Salk and Francis created the first flu vaccine using fertilized chicken eggs and dead strains of the Influenza A virus. Its first use was to protect soldiers fighting in World War II because the death toll of the virus was fairly large. The technique designed by Salk and Francis is used to produce most of vaccines for the flu today.

Importance of Vaccination

Many people are scared of receiving a vaccine because there is a strain of the virus in the injection. They fear it makes them prone to getting sick and the vaccine will be the reason of their illness. On the contrary, vaccines save many peoples lives and contains an inactive strain. It is possible to come down with the flu even after you get your flu shot but it decreases the risk of death drastically. You must also get your flu shot every year to maintain immunity. Overtime, your body will become less likely to fight of the virus but if you receive a yearly vaccine your ability to defeat the pathogen increases. Other benefits include, lower chance of children being admitted to the hospital, protection of pregnant women, and a reduction in how severe the illness can get. Not only should you get vaccinated for yourself but those around you that may not be able to. For example, children younger than 6 months can not get the flu shot and therefore they rely on those around them. Keep in mind influenza is contagious and can spread rapidly if many people are not vaccinated. If the majority of people become vaccinated it helps the whole community.

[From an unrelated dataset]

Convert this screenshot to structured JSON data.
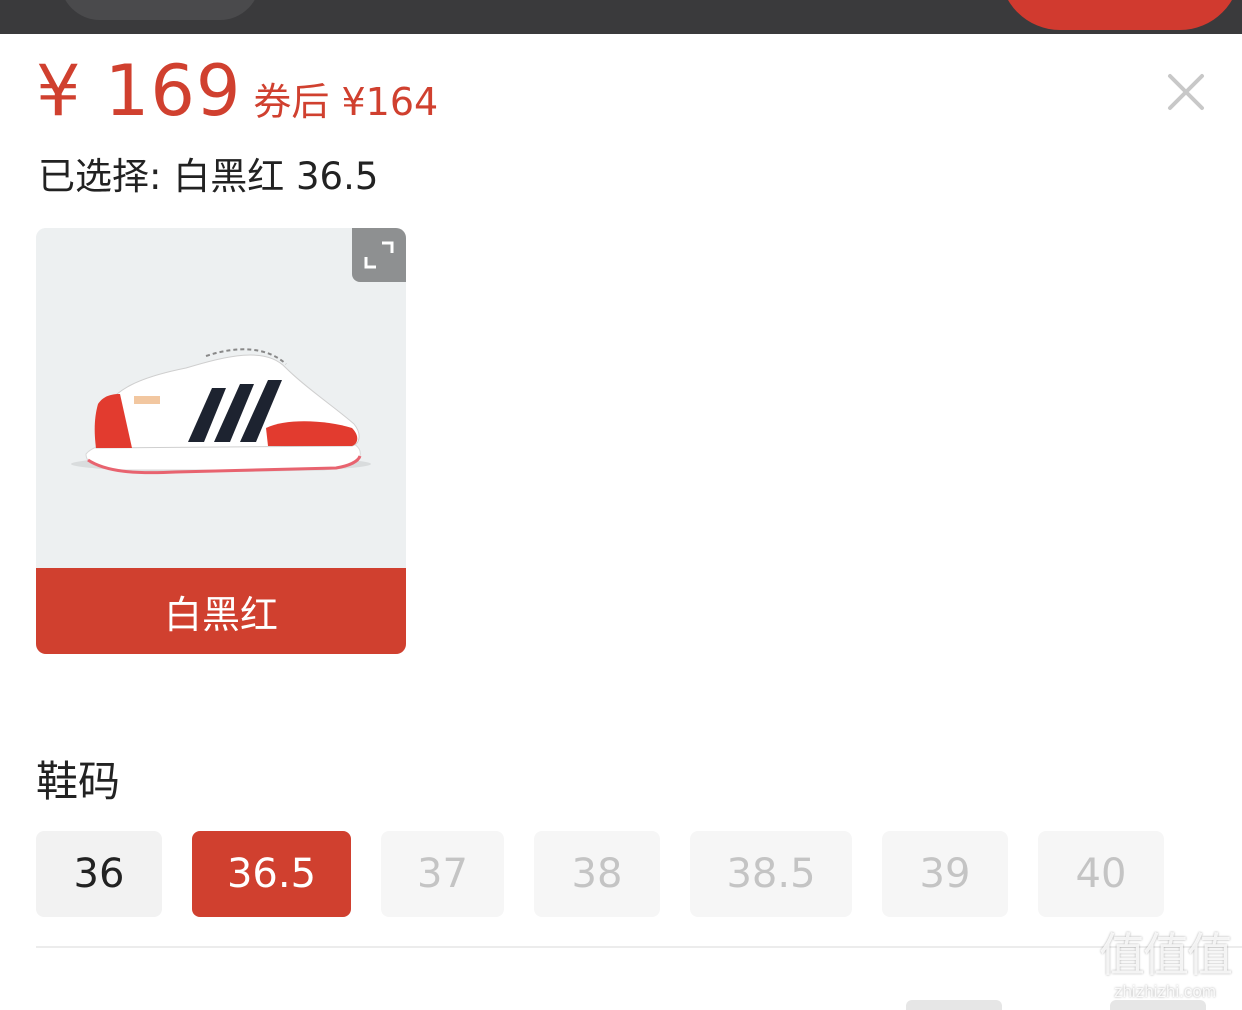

Pandemic of 1918

From 1918-19 the Influenza virus known as H1N1 infected around one-third of the world's population. Due to there being no vaccine approximately 50 million people died and everyone was forced to isolate. Deaths were more common in children and those over age 65 because their immune systems were not strong. This relates to why everyone that can needs to be vaccine for Influenza. To protect against another pandemic like the one in 1918 scientists have created a vaccine that many are neglecting. Those that do not believe in vaccinations need to look at the facts and come to realization that it is what is best for the world.